In a first-of-its-kind development, a British lesbian couple have become the first parents to have a baby carried in both of their wombs, which is being hailed as a landmark “shared motherhood” procedure.
Jasmine Francis-Smith gave birth to Otis, their son, two months ago, using an egg that was implanted using IVF or In vitro fertilisation procedure but after it was first incubated by her wife, Donna.
The treatment was offered by a clinic in London called London Women’s Clinic. The procedure involves one partner contributing and incubating the egg, while the other subsequently carries the foetus.
Lance Cpl Donna Francis-Smith, 30, from Nottinghamshire, told The Telegraph: “We’re overwhelmed to be honest, it’s blown up massively.”
While more than 100 babies have been born to lesbian couples using artificial incubation, this is the first time that both the parents are seen participating.
“You get a lot of same-sex couples where one person is doing the whole thing, and the one person is getting pregnant and giving birth, whereas with this we’re both involved in a massive way. It’s definitely brought us closer together emotionally. We’re a close couple anyway but we both have a special bond with Otis as well which was helped by the way we’ve done it. It’s my egg, and then they did the egg collection from me and then put it back into my body for 18 hours before being put into Jasmine’s body, and she became pregnant,” said Donna.

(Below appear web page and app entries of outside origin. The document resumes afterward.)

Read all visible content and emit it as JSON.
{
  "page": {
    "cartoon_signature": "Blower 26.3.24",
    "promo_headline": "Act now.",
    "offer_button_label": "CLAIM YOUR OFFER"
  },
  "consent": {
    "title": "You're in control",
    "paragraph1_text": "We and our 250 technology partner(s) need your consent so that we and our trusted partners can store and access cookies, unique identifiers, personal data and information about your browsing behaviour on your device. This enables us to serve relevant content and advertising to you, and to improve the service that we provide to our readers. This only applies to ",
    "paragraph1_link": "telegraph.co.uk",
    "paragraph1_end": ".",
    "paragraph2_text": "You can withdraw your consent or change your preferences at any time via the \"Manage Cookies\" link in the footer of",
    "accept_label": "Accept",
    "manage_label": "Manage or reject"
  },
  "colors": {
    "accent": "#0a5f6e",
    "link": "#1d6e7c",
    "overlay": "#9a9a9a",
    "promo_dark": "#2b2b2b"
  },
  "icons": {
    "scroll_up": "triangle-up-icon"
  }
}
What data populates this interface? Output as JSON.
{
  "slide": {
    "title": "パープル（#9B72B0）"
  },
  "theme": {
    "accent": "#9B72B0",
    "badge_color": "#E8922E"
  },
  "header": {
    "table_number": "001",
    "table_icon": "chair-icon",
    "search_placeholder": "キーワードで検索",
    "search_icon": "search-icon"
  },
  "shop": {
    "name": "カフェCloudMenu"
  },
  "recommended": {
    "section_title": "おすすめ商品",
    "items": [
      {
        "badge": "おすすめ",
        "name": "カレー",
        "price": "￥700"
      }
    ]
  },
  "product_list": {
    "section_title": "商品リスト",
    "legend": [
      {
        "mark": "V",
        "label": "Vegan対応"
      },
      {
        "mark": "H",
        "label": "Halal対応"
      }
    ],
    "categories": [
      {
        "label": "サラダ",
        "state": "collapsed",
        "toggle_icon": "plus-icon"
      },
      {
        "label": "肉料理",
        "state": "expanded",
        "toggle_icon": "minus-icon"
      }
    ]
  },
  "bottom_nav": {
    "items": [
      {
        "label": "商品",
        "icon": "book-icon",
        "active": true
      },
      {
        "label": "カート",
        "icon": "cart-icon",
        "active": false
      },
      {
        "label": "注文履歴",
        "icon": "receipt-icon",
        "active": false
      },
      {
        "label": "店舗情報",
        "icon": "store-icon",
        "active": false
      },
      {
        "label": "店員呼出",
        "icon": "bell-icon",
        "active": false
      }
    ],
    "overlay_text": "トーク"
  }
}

Jasmine, 28, a dental nurse from Northamptonshire, gave birth to their son on Sept 30 in Colchester, Essex, where the family now lives.
The couple said that the procedure made them feel “equal in the whole process”.
Jasmine said, “We’re really fortunate that this was our first go at IVF, but the reality is that it doesn’t work first time for a lot of people.”
Donna has been in the Army for 11 years, serving for one tour of Afghanistan as well as being stationed in Cyprus. While in Cyprus, the couple met through online dating and married in April 2018.